▸ **Required work**: Copy each of the following entries back without change.

▸ **Source data**:
○ ○ ○ ○

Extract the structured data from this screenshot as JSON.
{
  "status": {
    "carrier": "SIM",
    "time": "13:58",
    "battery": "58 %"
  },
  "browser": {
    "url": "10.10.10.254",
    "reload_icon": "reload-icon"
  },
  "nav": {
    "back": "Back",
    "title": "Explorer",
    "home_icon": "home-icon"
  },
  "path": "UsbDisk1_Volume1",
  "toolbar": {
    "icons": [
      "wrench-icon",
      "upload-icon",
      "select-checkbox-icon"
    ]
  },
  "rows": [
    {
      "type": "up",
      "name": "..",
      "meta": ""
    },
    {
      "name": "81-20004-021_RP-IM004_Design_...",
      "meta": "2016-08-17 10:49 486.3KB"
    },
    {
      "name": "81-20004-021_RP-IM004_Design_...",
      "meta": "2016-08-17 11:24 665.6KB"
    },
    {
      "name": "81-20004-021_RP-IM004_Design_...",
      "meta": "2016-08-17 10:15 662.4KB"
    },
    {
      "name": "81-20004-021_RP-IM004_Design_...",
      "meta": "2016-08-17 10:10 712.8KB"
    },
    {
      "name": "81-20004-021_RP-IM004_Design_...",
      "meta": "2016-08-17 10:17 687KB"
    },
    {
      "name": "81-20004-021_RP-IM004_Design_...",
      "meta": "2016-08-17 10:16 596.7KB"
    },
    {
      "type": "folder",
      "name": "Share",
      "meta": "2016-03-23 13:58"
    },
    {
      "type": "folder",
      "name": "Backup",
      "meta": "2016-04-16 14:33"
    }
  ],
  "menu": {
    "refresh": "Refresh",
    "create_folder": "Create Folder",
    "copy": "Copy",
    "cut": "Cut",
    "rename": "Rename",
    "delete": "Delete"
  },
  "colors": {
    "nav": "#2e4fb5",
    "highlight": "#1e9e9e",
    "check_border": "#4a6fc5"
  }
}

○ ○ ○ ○

▸ **Reply to the task**:
Extract the structured data from this screenshot as JSON.
{
  "status": {
    "carrier": "SIM",
    "time": "13:58",
    "battery": "58 %"
  },
  "browser": {
    "url": "10.10.10.254",
    "reload_icon": "reload-icon"
  },
  "nav": {
    "back": "Back",
    "title": "Explorer",
    "home_icon": "home-icon"
  },
  "path": "UsbDisk1_Volume1",
  "toolbar": {
    "icons": [
      "wrench-icon",
      "upload-icon",
      "select-checkbox-icon"
    ]
  },
  "rows": [
    {
      "type": "up",
      "name": "..",
      "meta": ""
    },
    {
      "name": "81-20004-021_RP-IM004_Design_...",
      "meta": "2016-08-17 10:49 486.3KB"
    },
    {
      "name": "81-20004-021_RP-IM004_Design_...",
      "meta": "2016-08-17 11:24 665.6KB"
    },
    {
      "name": "81-20004-021_RP-IM004_Design_...",
      "meta": "2016-08-17 10:15 662.4KB"
    },
    {
      "name": "81-20004-021_RP-IM004_Design_...",
      "meta": "2016-08-17 10:10 712.8KB"
    },
    {
      "name": "81-20004-021_RP-IM004_Design_...",
      "meta": "2016-08-17 10:17 687KB"
    },
    {
      "name": "81-20004-021_RP-IM004_Design_...",
      "meta": "2016-08-17 10:16 596.7KB"
    },
    {
      "type": "folder",
      "name": "Share",
      "meta": "2016-03-23 13:58"
    },
    {
      "type": "folder",
      "name": "Backup",
      "meta": "2016-04-16 14:33"
    }
  ],
  "menu": {
    "refresh": "Refresh",
    "create_folder": "Create Folder",
    "copy": "Copy",
    "cut": "Cut",
    "rename": "Rename",
    "delete": "Delete"
  },
  "colors": {
    "nav": "#2e4fb5",
    "highlight": "#1e9e9e",
    "check_border": "#4a6fc5"
  }
}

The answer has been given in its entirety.